Morning Comments March 1, 2022

Grain Corn Pile Closeup

Corn and wheat both managed to recover the bulk of their Friday losses yesterday as we saw both markets trade back up limit higher throughout the day. Beans were much stronger as well, as we begin to assess what a long, drawn out conflict could mean to global grain supplies.

As we discussed long before the conflict began, both Ukraine and Russia are responsible for a large amount of wheat exports into the global market, with Ukraine also supplying the world with a substantial amount of corn each year. As it stands now, sanctions and a removal from the SWIFT banking system has made it all but impossible to purchase Russian wheat, while Ukrainian exports were confirmed as stopped indefinitely, with officials saying shipments will not begin again until the Russian aggression stops. 

Ukrainian traders estimate Ukraine still has around a quarter of its wheat crop earmarked for exports shipped, with around half of its corn left to move. When it comes to old crop shipments, it is easy to see who is most affected as China still has several million tonnes of corn purchased from Ukraine, but not yet shipped. 

In addition to Chinese corn purchases, we are also seeing Egyptian wheat buyers struggle as their government group released what could only be described as a poorly timed tender. Results showed prices surged since their last tender and offers have fallen from a dozen or more to a handful, pushing the group to cancel for now.

In addition to concern over when or how supplies will ship, we are around 6 weeks or so from the kickoff to the 2022 planting season in both countries. An inability to finance or receive supply could significantly impact the Russian farmer who has around 30% of their typical wheat production left to plant. And in Ukraine, it is obvious fighting in certain regions will limit the ability of life to return to normal, even if we were to see farmers able to obtain the necessary inputs.


The concern that fighting continues for several more weeks, or worse yet months, is valid and will likely keep markets supported until we see signs of a resolution. 

At this point, the world continues to work to punish Russia, as their currency falls and their stock markets remain closed. Citizens are beginning to speak out against the aggression, as are Russian billionaires seeing their assets frozen and their net worth tank, but Putin appears to remain steadfast in his dedication to take over. 

We did see talks take place between delegations from both countries yesterday, though with Russia amping up air attacks shortly thereafter it appears little progress was made.
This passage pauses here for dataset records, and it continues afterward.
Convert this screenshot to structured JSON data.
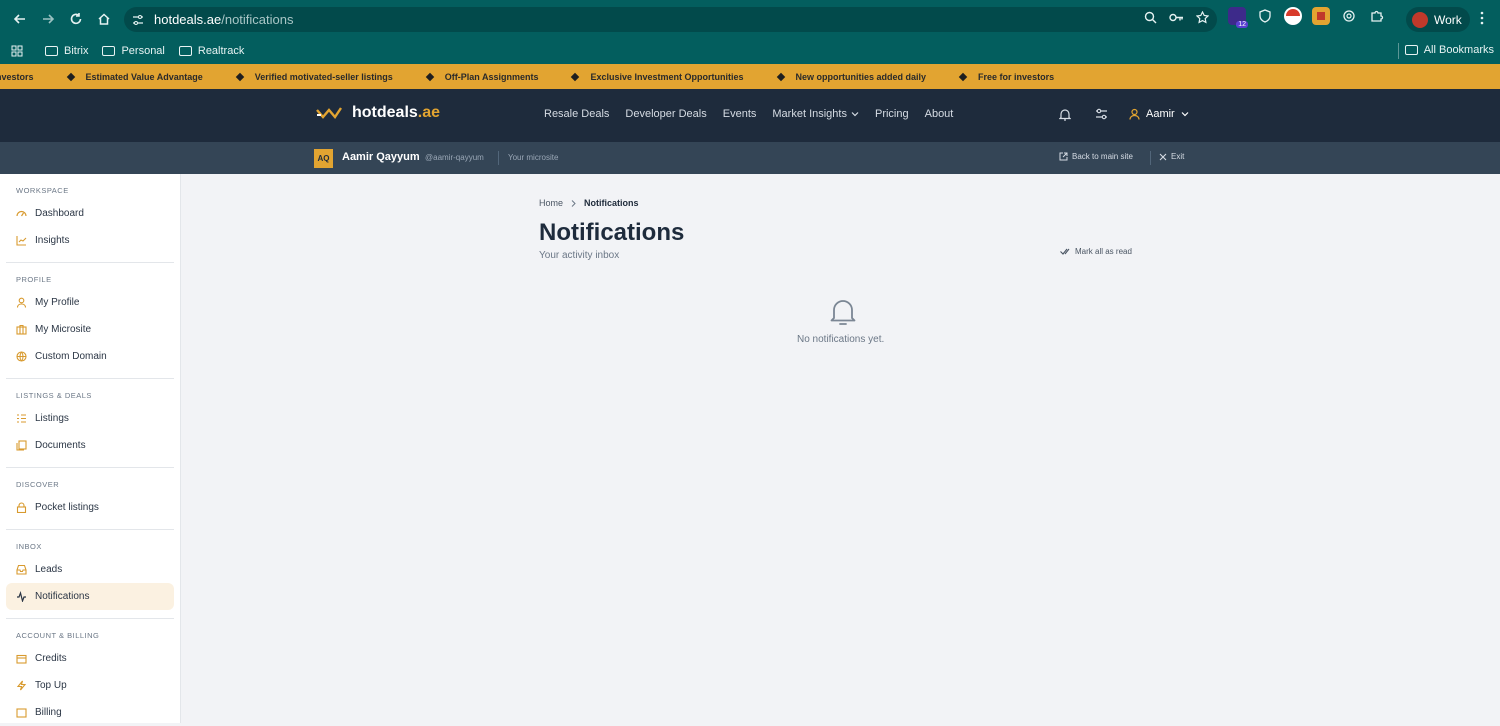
{
  "browser": {
    "url_host": "hotdeals.ae",
    "url_path": "/notifications",
    "profile_label": "Work",
    "extension_badge": "12",
    "bookmarks": [
      "Bitrix",
      "Personal",
      "Realtrack"
    ],
    "all_bookmarks": "All Bookmarks"
  },
  "ticker": [
    "nvestors",
    "Estimated Value Advantage",
    "Verified motivated-seller listings",
    "Off-Plan Assignments",
    "Exclusive Investment Opportunities",
    "New opportunities added daily",
    "Free for investors"
  ],
  "header": {
    "logo_name": "hotdeals",
    "logo_tld": ".ae",
    "nav": [
      "Resale Deals",
      "Developer Deals",
      "Events",
      "Market Insights",
      "Pricing",
      "About"
    ],
    "user": "Aamir"
  },
  "microbar": {
    "initials": "AQ",
    "name": "Aamir Qayyum",
    "handle": "@aamir-qayyum",
    "microsite": "Your microsite",
    "back": "Back to main site",
    "exit": "Exit"
  },
  "sidebar": {
    "sections": [
      {
        "title": "WORKSPACE",
        "items": [
          "Dashboard",
          "Insights"
        ]
      },
      {
        "title": "PROFILE",
        "items": [
          "My Profile",
          "My Microsite",
          "Custom Domain"
        ]
      },
      {
        "title": "LISTINGS & DEALS",
        "items": [
          "Listings",
          "Documents"
        ]
      },
      {
        "title": "DISCOVER",
        "items": [
          "Pocket listings"
        ]
      },
      {
        "title": "INBOX",
        "items": [
          "Leads",
          "Notifications"
        ]
      },
      {
        "title": "ACCOUNT & BILLING",
        "items": [
          "Credits",
          "Top Up",
          "Billing"
        ]
      }
    ]
  },
  "main": {
    "breadcrumb_home": "Home",
    "breadcrumb_current": "Notifications",
    "title": "Notifications",
    "subtitle": "Your activity inbox",
    "mark_all": "Mark all as read",
    "empty": "No notifications yet."
  },
  "colors": {
    "accent": "#e2a431",
    "header": "#1e2b3c",
    "browser": "#035e5e"
  }
}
Talks between delegates are expected to take place again later this week, though at this point it appears Russia is continuing to flood Ukraine with troops as it doubles down on its desire to take the capital city of Kyiv.

Outside of geo-political developments we got updated export inspections yesterday. Bean shipments continue to come in above the amount needed each week to meet USDA expectations, though we did see a significant drop in loadings compared to the last handful of weeks.

Corn shipments exceeded the amount needed to meet USDA expectations for the third week in a row, coming in at 60 mbu on the week, versus the 58 million or so needed. Chinese shipments were down a touch from last week, but still above the average we've seen so far this marketing year, coming in just over 13 mbu.

Wheat shipments were down from the 4-week average, but still okay considering. It is interesting to note that U.S. wheat is still around $100/tonne too expensive when looking at other GASC offers in the Egyptian wheat tender.

Looking ahead, we are seeing some very interesting moves taking place in the outside markets. With the developments we've seen in the Black Sea, the global economy feels far more fragile than it did just weeks ago as we try to digest what this could mean long-term. 

Many traders feel the European Central Bank will be unable to make any sort of major move when it comes to rate hikes, even in the face of runaway inflation. Here in the U.S. many members of the Federal Reserve feel the United States will be more isolated from the major economic shifts we are likely to see in Europe, but some seem more hesitant to make any type of aggressive move as it is obvious we are in unprecedented times.

As of this morning's writing we are back up to near where May corn topped out last week, with July forward not trading nearly as strong as it had even a week ago thanks to shifts in spreads. November beans are still off from last week's highs, but working their way back towards $15.

Don't forget to use these rallies as an opportunity to get caught up on sales you wish you would have made when we were limit down last Friday. Selling small increments of your ownership or expected production in a scale sell approach is really the best way to manage the emotion and volatility we are currently facing.

Corn up 20 to 25

Beans up 35 to 45